Alati Restaurant is a newly-opened Greek restaurant located in the CBD area, amongst a row of shophouses filled with restaurants, cafes and bars. "Alati" means "salt" in ancient Greek, and the restaurant is named so because of the fresh wild-caught seafood from the Aegean waters, bringing the taste of the sea right to your table. Ambience here is spatial, classically Greek in the bold tones of blue and white, spacious, chic. One feels exactly like they have stepped through the borders and crossed continents, and have landed at the Cyclades region easily. Comfort and excellent service are other qualiites this restaurant posess.The Dolmadakia (SGD$19.00) - vine leaves wrapped with rice and pine nuts, always one of my favorite dishes on the table. They were steamed till soft, and the leaves lent a subtle fragrance to the rice. The pine nuts added crunch to the simple but delicious dish.The Fyllo-wrapped Feta (SGD$15.00) was exactly that - a thin puff pastry encrusting feta cheese and deep-fried, drizzled with honey and seasme. The ingredients sounded simple, but the combination made for a tasty delight blend of flavours and textures, gentle without overpowering each other. I especially revelled in the touch of honey against the heavier flavour of the feta.The Dips were next - they are traditionally sold in individual flavours and portions, but for tasting purpose we had a platter of different dips. These dips are best served with a slice of their warm, handmade Pita Bread (SGD$4.00). The pita wowed the palate on its own, even before we coated it with dip.Fava (SGD$13.00) is Santorini's bean puree with onions, tasting like chickpeas, with the same earthly tones and "sandy" coarse texture. Tzatsiki (SGD$15.00) is Greek yogurt, cucumber, dill and garlic - complete with hints of tart and saltiness. Taramosalata (SGD$16.00) aka cod roe cream was my favorite- like the Japanese mentaiko, creamy and sapid with roe's flavour. Melitzanosalata (SGD$16.00) is made of smoked eggplant with walnuts, smooth and thick in texture, with the light sweetness of eggplant.Then Lavraki (SGD$9.80 per 100g) aka Seabass, beautifully grilled and de-boned, served with lots of grilled vegetables. Dips were provided on the side, but the fish on its own was moist and tender; saccharine with freshness. One may choose to add SGD$10.00 to salt-bake the fish.Finally, Galaktoboureko (SGD$14.00) - lemon and cinnamon flavoured custard in phyllo pastry. This was beautifully decent- not too sweet despite its appearance. The dessert itself was satin smooth, a light hint of savoury broken through by zesty pierce of lemon. Some may not like it at first bite, because of the exotic taste; but the flavour grows on you, and it becomes addictive after that. I would choose to have this again when I return to the restaurant for my meals.For full review and more detailed information, please feel free to visit:http://thearcticstar.blogspot.sg/2016/01/media-invite-dinner-at-alati-divine.html  continue reading

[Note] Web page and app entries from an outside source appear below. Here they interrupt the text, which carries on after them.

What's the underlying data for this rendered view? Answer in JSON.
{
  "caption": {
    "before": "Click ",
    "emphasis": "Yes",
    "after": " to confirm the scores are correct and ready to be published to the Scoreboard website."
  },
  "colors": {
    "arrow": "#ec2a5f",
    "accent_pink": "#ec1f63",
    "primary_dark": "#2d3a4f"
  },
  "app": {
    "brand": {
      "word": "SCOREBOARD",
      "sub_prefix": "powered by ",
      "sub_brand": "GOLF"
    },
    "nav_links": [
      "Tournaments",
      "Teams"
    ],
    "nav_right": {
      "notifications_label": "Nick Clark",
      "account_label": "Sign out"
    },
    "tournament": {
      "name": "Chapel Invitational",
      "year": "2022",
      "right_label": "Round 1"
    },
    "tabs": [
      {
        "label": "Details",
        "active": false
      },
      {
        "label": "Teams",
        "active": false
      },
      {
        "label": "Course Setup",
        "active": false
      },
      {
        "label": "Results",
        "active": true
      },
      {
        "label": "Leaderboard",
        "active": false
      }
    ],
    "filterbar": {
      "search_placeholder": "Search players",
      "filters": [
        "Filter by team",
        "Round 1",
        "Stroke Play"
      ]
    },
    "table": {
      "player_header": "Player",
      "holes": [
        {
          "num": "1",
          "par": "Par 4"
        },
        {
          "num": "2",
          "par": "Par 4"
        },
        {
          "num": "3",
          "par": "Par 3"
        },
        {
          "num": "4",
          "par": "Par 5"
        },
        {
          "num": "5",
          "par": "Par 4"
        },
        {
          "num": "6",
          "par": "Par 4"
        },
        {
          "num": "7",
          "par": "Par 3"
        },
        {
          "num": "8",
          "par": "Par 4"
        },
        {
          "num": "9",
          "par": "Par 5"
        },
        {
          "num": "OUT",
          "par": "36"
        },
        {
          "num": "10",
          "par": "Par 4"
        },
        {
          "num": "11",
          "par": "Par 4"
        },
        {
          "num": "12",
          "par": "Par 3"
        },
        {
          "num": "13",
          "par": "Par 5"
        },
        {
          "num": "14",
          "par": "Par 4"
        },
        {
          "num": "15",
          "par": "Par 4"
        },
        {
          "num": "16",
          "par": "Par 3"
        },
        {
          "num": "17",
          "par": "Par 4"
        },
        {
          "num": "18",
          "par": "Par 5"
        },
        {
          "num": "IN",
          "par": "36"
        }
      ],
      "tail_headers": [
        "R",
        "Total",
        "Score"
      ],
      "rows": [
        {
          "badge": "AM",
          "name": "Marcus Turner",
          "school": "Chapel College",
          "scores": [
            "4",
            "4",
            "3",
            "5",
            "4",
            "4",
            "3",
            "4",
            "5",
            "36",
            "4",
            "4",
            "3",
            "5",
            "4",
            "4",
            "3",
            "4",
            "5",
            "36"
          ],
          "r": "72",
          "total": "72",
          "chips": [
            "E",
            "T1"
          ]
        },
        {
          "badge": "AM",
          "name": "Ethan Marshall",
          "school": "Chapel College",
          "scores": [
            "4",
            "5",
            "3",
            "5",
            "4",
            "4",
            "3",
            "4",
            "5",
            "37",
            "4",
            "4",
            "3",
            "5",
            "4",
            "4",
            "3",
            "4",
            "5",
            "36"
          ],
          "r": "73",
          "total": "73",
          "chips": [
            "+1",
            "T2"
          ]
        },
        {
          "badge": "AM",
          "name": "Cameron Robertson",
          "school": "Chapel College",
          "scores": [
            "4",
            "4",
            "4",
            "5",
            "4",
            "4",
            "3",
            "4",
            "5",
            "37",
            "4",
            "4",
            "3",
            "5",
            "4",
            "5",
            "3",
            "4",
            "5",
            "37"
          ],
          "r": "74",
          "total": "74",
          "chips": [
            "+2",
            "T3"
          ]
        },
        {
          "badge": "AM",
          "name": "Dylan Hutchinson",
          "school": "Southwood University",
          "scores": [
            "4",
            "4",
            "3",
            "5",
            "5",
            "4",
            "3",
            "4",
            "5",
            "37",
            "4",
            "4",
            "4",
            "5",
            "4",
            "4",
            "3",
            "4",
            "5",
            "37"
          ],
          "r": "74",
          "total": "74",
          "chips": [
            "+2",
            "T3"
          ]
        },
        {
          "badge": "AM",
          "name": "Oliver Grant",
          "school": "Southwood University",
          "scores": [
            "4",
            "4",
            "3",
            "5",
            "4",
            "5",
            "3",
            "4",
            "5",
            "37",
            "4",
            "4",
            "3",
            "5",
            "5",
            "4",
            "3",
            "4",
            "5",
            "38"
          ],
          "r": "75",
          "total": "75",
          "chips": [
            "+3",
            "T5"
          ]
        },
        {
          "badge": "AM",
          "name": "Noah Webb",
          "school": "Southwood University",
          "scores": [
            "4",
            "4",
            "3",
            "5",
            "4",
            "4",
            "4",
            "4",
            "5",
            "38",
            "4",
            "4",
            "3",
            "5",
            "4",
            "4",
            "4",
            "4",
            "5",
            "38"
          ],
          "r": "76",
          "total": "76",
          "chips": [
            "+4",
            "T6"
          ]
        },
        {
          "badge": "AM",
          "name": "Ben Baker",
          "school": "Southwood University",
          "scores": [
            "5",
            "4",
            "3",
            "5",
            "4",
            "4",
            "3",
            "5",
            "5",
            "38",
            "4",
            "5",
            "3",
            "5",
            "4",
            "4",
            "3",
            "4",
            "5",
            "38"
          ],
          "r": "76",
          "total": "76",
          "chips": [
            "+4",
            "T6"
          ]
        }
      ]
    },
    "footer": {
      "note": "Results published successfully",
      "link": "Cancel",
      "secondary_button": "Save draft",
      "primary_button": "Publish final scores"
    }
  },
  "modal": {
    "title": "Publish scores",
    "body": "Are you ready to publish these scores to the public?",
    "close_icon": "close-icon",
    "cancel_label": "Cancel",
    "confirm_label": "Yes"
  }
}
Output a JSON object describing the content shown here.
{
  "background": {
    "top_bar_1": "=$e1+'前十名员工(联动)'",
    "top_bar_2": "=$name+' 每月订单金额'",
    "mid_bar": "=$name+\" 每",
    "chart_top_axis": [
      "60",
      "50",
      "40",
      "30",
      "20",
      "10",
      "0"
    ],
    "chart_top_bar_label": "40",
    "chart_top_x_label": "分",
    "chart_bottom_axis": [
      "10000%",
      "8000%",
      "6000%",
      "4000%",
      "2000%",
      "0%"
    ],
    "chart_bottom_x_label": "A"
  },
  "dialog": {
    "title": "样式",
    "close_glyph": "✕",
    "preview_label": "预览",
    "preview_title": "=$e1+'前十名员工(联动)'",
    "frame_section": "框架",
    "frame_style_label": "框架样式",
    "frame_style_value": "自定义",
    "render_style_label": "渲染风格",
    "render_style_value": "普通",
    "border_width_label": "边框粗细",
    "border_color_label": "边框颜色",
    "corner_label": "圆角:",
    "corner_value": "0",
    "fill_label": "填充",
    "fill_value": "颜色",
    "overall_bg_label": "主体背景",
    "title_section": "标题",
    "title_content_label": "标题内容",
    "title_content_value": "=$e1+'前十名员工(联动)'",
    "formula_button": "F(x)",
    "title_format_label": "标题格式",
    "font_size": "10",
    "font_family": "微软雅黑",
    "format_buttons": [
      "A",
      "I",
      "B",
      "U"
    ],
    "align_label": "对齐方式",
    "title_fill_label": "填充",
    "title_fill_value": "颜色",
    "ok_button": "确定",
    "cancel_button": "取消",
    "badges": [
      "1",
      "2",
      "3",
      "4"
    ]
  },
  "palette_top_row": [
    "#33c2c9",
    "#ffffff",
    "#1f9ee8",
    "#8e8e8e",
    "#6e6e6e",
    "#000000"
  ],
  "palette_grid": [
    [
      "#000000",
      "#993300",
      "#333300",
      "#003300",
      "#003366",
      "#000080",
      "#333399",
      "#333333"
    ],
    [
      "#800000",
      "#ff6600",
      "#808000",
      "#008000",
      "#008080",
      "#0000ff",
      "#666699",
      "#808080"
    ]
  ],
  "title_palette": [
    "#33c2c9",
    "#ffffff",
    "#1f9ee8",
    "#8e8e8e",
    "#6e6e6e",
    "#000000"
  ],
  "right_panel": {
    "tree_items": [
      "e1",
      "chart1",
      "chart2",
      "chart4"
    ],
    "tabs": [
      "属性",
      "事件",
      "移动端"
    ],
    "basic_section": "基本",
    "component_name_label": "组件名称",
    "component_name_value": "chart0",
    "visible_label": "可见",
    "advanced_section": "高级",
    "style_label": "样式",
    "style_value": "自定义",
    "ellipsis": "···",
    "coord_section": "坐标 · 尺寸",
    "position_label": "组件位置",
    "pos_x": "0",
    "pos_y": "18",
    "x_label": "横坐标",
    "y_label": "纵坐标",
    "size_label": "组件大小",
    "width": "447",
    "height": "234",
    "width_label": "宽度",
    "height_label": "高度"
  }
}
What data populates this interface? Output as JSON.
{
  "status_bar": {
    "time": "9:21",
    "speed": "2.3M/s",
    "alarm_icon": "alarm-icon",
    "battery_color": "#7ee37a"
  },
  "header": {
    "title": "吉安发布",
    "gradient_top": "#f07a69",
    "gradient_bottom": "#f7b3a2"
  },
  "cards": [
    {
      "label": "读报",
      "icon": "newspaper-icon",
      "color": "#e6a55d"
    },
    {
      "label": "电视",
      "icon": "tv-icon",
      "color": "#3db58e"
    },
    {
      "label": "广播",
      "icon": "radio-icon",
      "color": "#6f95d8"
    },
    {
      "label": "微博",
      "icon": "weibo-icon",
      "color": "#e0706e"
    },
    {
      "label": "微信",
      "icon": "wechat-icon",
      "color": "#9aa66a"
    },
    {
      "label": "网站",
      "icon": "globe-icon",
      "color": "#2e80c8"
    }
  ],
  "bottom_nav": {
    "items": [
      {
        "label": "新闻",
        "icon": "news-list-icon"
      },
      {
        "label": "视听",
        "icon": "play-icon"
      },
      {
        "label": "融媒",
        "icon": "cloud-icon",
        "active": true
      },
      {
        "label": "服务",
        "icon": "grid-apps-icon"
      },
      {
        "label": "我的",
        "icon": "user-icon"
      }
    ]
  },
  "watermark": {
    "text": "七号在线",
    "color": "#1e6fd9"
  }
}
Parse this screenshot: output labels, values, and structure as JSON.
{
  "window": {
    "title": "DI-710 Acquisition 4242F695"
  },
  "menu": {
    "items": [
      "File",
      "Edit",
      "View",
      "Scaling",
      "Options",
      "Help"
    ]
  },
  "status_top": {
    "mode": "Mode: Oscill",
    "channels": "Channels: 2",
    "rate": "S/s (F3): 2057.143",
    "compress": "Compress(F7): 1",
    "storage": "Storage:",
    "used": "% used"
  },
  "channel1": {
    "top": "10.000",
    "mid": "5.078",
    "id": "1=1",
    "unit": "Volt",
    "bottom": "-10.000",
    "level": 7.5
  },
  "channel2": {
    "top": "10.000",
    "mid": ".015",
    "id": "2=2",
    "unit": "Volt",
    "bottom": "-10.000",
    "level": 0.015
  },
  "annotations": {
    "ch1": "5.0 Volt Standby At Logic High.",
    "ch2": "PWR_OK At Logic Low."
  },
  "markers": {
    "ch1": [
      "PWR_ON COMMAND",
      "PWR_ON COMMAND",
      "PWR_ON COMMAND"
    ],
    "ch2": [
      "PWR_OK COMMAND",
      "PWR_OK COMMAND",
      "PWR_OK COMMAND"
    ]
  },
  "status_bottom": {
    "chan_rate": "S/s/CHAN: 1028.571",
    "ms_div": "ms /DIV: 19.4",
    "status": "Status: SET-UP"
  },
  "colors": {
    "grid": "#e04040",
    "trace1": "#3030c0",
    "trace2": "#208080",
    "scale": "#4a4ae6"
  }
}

(The above review is the personal opinion of a user which does not represent OpenRice's point of view.)